When listening straight through the 19 songs, the listener is interrupted by Brother Jervel’s voicemails four times. These are snippets of fake voicemails that set up the next song as a comedic interlude. Brian Kelly and Tyler Hubbard, the main singers, have a friend named Chris, also known as Nugget, who will randomly call them to leave alter ego voicemails.
Brother Jervel is their favorite of these alter egos and they decided to use him in this album through mini skits. The effect creates a unique sound that makes the audience laugh at the absurdity of the character, but it also relates back to the title song of the album. Brother Jervel has an extremely country accent infused with talk of church and Nascar that are often associated with the South.
In terms of sound, Florida Georgia Line is a leader in innovating the country movement away from its usual roots. They are best known for their song “Meant to Be” with Bebe Rexha which garnered over 640 million listens on Spotify after coming out in 2017. The track resonates with synthesized pop beats yet still works with the band’s country tone.
On their new album, Jason Derulo and HARDY collaborate to continue surprising the listeners with what genres country can blend with. Let me just say, they are killing it.

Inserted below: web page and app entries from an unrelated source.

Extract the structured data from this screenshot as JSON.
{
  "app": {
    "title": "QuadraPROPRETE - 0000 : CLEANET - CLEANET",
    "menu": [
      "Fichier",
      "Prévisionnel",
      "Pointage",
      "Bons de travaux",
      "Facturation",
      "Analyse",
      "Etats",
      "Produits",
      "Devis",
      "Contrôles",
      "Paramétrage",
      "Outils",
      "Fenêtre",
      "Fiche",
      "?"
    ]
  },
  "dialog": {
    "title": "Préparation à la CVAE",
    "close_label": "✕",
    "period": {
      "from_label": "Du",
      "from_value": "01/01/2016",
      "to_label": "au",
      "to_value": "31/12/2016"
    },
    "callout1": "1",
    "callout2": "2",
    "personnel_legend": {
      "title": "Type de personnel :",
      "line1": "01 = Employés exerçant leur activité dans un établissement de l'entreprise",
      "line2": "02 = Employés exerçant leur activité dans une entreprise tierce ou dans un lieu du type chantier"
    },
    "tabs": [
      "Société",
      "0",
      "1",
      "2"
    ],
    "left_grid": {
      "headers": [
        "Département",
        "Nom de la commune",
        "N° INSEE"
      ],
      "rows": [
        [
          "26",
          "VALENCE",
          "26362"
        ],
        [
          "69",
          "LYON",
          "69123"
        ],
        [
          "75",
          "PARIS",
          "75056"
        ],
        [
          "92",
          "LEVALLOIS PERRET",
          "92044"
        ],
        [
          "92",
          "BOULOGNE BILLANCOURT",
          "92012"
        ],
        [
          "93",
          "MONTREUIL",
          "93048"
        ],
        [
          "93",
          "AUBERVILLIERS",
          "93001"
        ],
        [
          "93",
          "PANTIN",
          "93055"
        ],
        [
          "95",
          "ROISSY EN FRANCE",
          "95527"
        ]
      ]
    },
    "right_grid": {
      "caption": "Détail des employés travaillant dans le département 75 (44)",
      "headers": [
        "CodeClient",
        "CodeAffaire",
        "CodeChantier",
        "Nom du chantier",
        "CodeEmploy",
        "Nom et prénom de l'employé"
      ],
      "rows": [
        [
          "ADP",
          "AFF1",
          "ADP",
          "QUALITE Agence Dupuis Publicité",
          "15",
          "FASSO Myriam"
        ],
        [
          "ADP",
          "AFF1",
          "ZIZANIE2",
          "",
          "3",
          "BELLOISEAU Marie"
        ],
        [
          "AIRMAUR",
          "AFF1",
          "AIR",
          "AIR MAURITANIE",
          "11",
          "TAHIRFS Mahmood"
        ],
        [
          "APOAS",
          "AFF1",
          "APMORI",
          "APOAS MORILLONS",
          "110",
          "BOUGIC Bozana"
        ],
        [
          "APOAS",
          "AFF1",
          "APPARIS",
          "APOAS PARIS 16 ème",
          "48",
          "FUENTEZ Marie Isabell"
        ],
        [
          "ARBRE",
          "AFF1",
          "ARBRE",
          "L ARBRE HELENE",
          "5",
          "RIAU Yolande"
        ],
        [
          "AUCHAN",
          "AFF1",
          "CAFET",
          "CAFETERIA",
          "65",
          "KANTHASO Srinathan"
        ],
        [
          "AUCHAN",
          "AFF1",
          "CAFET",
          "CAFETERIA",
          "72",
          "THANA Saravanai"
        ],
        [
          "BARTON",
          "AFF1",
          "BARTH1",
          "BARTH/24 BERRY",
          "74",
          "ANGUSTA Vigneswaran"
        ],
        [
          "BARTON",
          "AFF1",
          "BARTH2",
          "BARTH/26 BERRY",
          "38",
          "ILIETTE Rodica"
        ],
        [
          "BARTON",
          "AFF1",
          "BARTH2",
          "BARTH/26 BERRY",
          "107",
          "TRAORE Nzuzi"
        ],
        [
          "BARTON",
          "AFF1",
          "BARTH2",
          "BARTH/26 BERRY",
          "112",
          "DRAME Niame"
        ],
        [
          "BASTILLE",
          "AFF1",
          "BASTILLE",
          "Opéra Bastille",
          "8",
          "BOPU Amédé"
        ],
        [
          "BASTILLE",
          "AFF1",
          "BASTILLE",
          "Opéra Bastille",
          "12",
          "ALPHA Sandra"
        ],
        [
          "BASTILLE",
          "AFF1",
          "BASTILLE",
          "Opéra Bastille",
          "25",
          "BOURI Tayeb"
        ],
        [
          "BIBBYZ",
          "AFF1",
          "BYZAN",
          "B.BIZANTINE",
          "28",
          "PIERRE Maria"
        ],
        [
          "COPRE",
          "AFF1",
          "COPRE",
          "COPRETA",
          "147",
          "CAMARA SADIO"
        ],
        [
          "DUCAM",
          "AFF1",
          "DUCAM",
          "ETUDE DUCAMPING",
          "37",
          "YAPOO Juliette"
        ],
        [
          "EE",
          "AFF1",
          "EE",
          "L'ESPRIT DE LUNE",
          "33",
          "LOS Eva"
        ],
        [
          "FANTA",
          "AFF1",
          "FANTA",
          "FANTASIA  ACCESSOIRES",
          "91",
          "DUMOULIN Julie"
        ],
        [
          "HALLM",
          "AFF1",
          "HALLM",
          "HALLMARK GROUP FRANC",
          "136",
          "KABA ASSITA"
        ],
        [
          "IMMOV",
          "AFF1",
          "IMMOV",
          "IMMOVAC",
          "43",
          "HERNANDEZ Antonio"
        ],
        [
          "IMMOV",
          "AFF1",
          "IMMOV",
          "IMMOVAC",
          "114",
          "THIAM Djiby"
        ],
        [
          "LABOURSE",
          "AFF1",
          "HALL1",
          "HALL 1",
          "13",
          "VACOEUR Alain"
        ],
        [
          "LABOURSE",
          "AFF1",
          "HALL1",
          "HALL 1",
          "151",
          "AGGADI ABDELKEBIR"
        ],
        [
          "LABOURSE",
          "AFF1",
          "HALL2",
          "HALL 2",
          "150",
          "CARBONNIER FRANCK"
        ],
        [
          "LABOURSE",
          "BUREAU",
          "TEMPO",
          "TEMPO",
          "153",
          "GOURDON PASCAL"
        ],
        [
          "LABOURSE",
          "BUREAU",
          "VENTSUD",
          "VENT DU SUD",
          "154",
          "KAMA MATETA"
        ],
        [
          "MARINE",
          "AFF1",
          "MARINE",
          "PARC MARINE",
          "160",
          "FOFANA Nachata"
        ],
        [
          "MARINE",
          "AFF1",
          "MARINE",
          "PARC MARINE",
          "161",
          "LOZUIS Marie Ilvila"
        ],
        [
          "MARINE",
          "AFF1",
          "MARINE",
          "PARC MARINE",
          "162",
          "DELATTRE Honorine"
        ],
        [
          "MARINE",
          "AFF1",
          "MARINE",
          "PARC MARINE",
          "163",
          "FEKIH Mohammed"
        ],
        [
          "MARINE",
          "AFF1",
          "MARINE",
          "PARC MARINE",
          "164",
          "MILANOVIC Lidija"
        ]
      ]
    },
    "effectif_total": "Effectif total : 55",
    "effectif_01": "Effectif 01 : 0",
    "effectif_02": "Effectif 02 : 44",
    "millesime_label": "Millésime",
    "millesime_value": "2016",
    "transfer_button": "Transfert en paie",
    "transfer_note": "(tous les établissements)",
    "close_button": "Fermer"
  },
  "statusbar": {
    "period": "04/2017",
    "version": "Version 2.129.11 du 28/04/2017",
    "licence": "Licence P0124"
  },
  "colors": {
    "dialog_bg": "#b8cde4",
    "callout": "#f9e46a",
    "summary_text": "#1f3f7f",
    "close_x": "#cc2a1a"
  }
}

“Women” with Jason Derulo includes R&B vocalizations with a lazy hard-hit beat that makes the listener want to sway eyes closed with a significant other in the moonlight.
In this whirlwind album, the song “Speed of Love” set before “Women” is grounded in country twang. It almost seems like a hat tip to the Rascal Flatts song “Backwards” that tries to list as many country items as it can during the fast-moving beat. The two songs set next to each other are complete opposites in terms of genre, yet Florida Georgia line makes them both work so well the listener does not question the duo.
The entire album is a breath of fresh air in terms of country music because it isn’t trying to spend 19 songs expressing the same ideas of country love and companionship that most artists in the genre try to do.
There are of course love songs on the album like “Told You” and “Simple” that pull the heartstrings of listeners. Overall, the album questions the notion of what it means for an album to be country music. The title itself dares critics to debate with the band on their collaboration choices that reach beyond cut and dry country choices.
I give the album a five because no matter what a person’s preference towards music is, there is a song for them on this album. Even noncountry fans can appreciate their less country songs like “Women” or “Swerve” and fans of rootcountry will love “Colorado” or “Can’t Hide Red.” With each album, Florida Georgia Line continues to surprise and please new audiences with risky combinations that keep getting better.